◆ Description of the task ◆
Every record must be repeated exactly; omit any pictures they contain.
== Available data ==
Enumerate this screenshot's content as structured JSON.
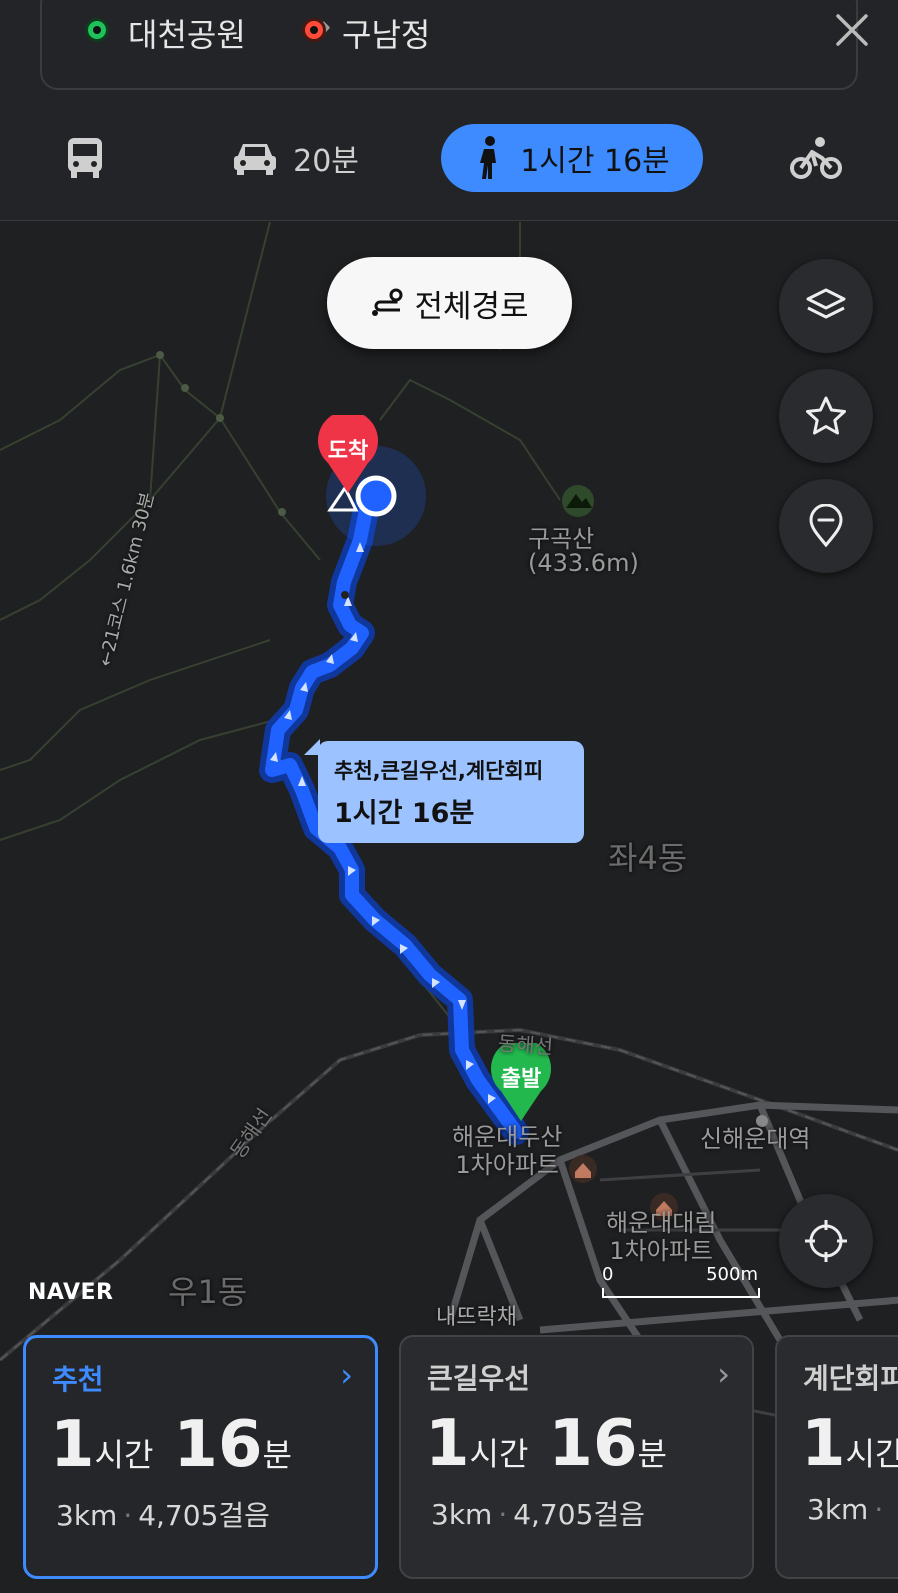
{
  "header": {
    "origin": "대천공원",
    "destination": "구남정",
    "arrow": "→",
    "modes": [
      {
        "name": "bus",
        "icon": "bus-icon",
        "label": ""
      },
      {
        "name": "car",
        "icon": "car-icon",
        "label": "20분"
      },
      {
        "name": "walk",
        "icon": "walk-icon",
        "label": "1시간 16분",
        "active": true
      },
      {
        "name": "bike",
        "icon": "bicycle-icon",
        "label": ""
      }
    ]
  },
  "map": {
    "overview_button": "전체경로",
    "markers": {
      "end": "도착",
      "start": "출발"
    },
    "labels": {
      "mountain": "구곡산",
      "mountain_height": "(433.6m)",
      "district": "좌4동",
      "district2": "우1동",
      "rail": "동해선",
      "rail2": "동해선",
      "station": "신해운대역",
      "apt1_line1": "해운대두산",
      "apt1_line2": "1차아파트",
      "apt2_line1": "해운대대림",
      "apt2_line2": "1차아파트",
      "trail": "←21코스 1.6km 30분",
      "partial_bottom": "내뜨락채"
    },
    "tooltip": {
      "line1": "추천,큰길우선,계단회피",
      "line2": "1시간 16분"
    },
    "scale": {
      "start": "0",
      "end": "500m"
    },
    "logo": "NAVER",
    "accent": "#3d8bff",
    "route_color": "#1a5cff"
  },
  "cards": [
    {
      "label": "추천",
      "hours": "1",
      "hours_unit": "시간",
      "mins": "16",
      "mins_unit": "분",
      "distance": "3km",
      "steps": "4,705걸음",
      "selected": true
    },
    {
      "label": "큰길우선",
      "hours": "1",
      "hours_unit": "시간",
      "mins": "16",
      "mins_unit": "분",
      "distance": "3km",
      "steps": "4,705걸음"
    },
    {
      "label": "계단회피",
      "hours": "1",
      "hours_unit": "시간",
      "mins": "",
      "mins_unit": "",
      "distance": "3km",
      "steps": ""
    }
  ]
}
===
◆ Solution ◆
Enumerate this screenshot's content as structured JSON.
{
  "header": {
    "origin": "대천공원",
    "destination": "구남정",
    "arrow": "→",
    "modes": [
      {
        "name": "bus",
        "icon": "bus-icon",
        "label": ""
      },
      {
        "name": "car",
        "icon": "car-icon",
        "label": "20분"
      },
      {
        "name": "walk",
        "icon": "walk-icon",
        "label": "1시간 16분",
        "active": true
      },
      {
        "name": "bike",
        "icon": "bicycle-icon",
        "label": ""
      }
    ]
  },
  "map": {
    "overview_button": "전체경로",
    "markers": {
      "end": "도착",
      "start": "출발"
    },
    "labels": {
      "mountain": "구곡산",
      "mountain_height": "(433.6m)",
      "district": "좌4동",
      "district2": "우1동",
      "rail": "동해선",
      "rail2": "동해선",
      "station": "신해운대역",
      "apt1_line1": "해운대두산",
      "apt1_line2": "1차아파트",
      "apt2_line1": "해운대대림",
      "apt2_line2": "1차아파트",
      "trail": "←21코스 1.6km 30분",
      "partial_bottom": "내뜨락채"
    },
    "tooltip": {
      "line1": "추천,큰길우선,계단회피",
      "line2": "1시간 16분"
    },
    "scale": {
      "start": "0",
      "end": "500m"
    },
    "logo": "NAVER",
    "accent": "#3d8bff",
    "route_color": "#1a5cff"
  },
  "cards": [
    {
      "label": "추천",
      "hours": "1",
      "hours_unit": "시간",
      "mins": "16",
      "mins_unit": "분",
      "distance": "3km",
      "steps": "4,705걸음",
      "selected": true
    },
    {
      "label": "큰길우선",
      "hours": "1",
      "hours_unit": "시간",
      "mins": "16",
      "mins_unit": "분",
      "distance": "3km",
      "steps": "4,705걸음"
    },
    {
      "label": "계단회피",
      "hours": "1",
      "hours_unit": "시간",
      "mins": "",
      "mins_unit": "",
      "distance": "3km",
      "steps": ""
    }
  ]
}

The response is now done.